Provided material:

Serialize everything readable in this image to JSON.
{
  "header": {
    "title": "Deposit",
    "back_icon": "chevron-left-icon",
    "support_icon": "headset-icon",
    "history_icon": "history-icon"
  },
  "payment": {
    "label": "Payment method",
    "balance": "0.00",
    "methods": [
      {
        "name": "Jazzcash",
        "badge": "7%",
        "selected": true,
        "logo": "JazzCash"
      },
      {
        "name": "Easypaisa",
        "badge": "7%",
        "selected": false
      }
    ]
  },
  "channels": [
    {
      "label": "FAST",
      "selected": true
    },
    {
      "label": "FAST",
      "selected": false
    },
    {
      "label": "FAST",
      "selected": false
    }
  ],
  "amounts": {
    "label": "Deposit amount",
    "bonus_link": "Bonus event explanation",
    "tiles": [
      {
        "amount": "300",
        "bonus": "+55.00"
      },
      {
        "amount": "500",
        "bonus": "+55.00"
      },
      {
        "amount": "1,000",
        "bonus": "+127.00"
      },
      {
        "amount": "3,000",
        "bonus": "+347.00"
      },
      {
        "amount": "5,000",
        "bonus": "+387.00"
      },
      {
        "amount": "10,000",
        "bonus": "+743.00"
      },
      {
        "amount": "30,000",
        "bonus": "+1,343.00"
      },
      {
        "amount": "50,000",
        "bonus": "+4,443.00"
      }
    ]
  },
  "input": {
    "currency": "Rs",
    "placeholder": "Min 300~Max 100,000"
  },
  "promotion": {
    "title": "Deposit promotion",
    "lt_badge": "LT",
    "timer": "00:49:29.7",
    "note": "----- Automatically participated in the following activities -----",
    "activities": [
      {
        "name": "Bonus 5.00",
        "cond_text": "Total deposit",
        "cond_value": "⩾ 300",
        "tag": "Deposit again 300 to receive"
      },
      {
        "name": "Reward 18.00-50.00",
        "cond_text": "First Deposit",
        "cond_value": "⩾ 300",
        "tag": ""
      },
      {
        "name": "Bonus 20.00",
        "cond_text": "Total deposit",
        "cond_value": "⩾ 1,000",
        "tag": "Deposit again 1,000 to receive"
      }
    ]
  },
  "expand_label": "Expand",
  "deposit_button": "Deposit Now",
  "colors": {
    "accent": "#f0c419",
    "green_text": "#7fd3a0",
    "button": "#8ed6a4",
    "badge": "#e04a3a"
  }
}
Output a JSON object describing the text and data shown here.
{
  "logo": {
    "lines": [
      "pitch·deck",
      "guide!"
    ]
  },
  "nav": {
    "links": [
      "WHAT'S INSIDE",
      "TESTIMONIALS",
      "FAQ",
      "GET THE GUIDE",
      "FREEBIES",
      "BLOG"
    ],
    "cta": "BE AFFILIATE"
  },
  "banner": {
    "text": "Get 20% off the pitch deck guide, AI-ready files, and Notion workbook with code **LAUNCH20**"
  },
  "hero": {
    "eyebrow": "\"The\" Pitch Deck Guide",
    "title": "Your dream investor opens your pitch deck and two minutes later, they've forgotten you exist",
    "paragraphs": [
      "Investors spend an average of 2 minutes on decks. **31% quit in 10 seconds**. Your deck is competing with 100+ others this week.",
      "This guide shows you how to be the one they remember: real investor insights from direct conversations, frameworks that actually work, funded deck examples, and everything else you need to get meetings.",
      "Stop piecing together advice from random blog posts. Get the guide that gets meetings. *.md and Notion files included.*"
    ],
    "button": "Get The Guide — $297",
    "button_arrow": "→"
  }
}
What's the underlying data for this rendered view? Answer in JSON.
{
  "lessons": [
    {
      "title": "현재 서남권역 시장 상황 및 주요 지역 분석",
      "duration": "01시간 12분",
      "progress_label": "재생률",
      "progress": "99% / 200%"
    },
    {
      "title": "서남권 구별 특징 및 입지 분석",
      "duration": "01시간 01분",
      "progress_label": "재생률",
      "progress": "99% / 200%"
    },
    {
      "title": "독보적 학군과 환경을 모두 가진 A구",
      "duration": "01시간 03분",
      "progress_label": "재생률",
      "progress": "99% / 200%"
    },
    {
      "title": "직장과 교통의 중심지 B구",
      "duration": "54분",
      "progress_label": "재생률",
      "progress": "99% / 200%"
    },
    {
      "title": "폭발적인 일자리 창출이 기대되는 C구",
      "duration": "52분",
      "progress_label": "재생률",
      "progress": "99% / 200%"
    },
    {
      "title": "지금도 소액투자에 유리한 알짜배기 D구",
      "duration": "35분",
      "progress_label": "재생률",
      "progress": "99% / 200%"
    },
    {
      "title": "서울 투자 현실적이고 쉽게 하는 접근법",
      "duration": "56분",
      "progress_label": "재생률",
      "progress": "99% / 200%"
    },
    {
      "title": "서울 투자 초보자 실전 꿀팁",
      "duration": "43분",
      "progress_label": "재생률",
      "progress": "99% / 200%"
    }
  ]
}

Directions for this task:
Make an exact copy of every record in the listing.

Task solution:
Serialize everything readable in this image to JSON.
{
  "header": {
    "title": "Deposit",
    "back_icon": "chevron-left-icon",
    "support_icon": "headset-icon",
    "history_icon": "history-icon"
  },
  "payment": {
    "label": "Payment method",
    "balance": "0.00",
    "methods": [
      {
        "name": "Jazzcash",
        "badge": "7%",
        "selected": true,
        "logo": "JazzCash"
      },
      {
        "name": "Easypaisa",
        "badge": "7%",
        "selected": false
      }
    ]
  },
  "channels": [
    {
      "label": "FAST",
      "selected": true
    },
    {
      "label": "FAST",
      "selected": false
    },
    {
      "label": "FAST",
      "selected": false
    }
  ],
  "amounts": {
    "label": "Deposit amount",
    "bonus_link": "Bonus event explanation",
    "tiles": [
      {
        "amount": "300",
        "bonus": "+55.00"
      },
      {
        "amount": "500",
        "bonus": "+55.00"
      },
      {
        "amount": "1,000",
        "bonus": "+127.00"
      },
      {
        "amount": "3,000",
        "bonus": "+347.00"
      },
      {
        "amount": "5,000",
        "bonus": "+387.00"
      },
      {
        "amount": "10,000",
        "bonus": "+743.00"
      },
      {
        "amount": "30,000",
        "bonus": "+1,343.00"
      },
      {
        "amount": "50,000",
        "bonus": "+4,443.00"
      }
    ]
  },
  "input": {
    "currency": "Rs",
    "placeholder": "Min 300~Max 100,000"
  },
  "promotion": {
    "title": "Deposit promotion",
    "lt_badge": "LT",
    "timer": "00:49:29.7",
    "note": "----- Automatically participated in the following activities -----",
    "activities": [
      {
        "name": "Bonus 5.00",
        "cond_text": "Total deposit",
        "cond_value": "⩾ 300",
        "tag": "Deposit again 300 to receive"
      },
      {
        "name": "Reward 18.00-50.00",
        "cond_text": "First Deposit",
        "cond_value": "⩾ 300",
        "tag": ""
      },
      {
        "name": "Bonus 20.00",
        "cond_text": "Total deposit",
        "cond_value": "⩾ 1,000",
        "tag": "Deposit again 1,000 to receive"
      }
    ]
  },
  "expand_label": "Expand",
  "deposit_button": "Deposit Now",
  "colors": {
    "accent": "#f0c419",
    "green_text": "#7fd3a0",
    "button": "#8ed6a4",
    "badge": "#e04a3a"
  }
}
Output a JSON object describing the text and data shown here.
{
  "logo": {
    "lines": [
      "pitch·deck",
      "guide!"
    ]
  },
  "nav": {
    "links": [
      "WHAT'S INSIDE",
      "TESTIMONIALS",
      "FAQ",
      "GET THE GUIDE",
      "FREEBIES",
      "BLOG"
    ],
    "cta": "BE AFFILIATE"
  },
  "banner": {
    "text": "Get 20% off the pitch deck guide, AI-ready files, and Notion workbook with code **LAUNCH20**"
  },
  "hero": {
    "eyebrow": "\"The\" Pitch Deck Guide",
    "title": "Your dream investor opens your pitch deck and two minutes later, they've forgotten you exist",
    "paragraphs": [
      "Investors spend an average of 2 minutes on decks. **31% quit in 10 seconds**. Your deck is competing with 100+ others this week.",
      "This guide shows you how to be the one they remember: real investor insights from direct conversations, frameworks that actually work, funded deck examples, and everything else you need to get meetings.",
      "Stop piecing together advice from random blog posts. Get the guide that gets meetings. *.md and Notion files included.*"
    ],
    "button": "Get The Guide — $297",
    "button_arrow": "→"
  }
}
What's the underlying data for this rendered view? Answer in JSON.
{
  "lessons": [
    {
      "title": "현재 서남권역 시장 상황 및 주요 지역 분석",
      "duration": "01시간 12분",
      "progress_label": "재생률",
      "progress": "99% / 200%"
    },
    {
      "title": "서남권 구별 특징 및 입지 분석",
      "duration": "01시간 01분",
      "progress_label": "재생률",
      "progress": "99% / 200%"
    },
    {
      "title": "독보적 학군과 환경을 모두 가진 A구",
      "duration": "01시간 03분",
      "progress_label": "재생률",
      "progress": "99% / 200%"
    },
    {
      "title": "직장과 교통의 중심지 B구",
      "duration": "54분",
      "progress_label": "재생률",
      "progress": "99% / 200%"
    },
    {
      "title": "폭발적인 일자리 창출이 기대되는 C구",
      "duration": "52분",
      "progress_label": "재생률",
      "progress": "99% / 200%"
    },
    {
      "title": "지금도 소액투자에 유리한 알짜배기 D구",
      "duration": "35분",
      "progress_label": "재생률",
      "progress": "99% / 200%"
    },
    {
      "title": "서울 투자 현실적이고 쉽게 하는 접근법",
      "duration": "56분",
      "progress_label": "재생률",
      "progress": "99% / 200%"
    },
    {
      "title": "서울 투자 초보자 실전 꿀팁",
      "duration": "43분",
      "progress_label": "재생률",
      "progress": "99% / 200%"
    }
  ]
}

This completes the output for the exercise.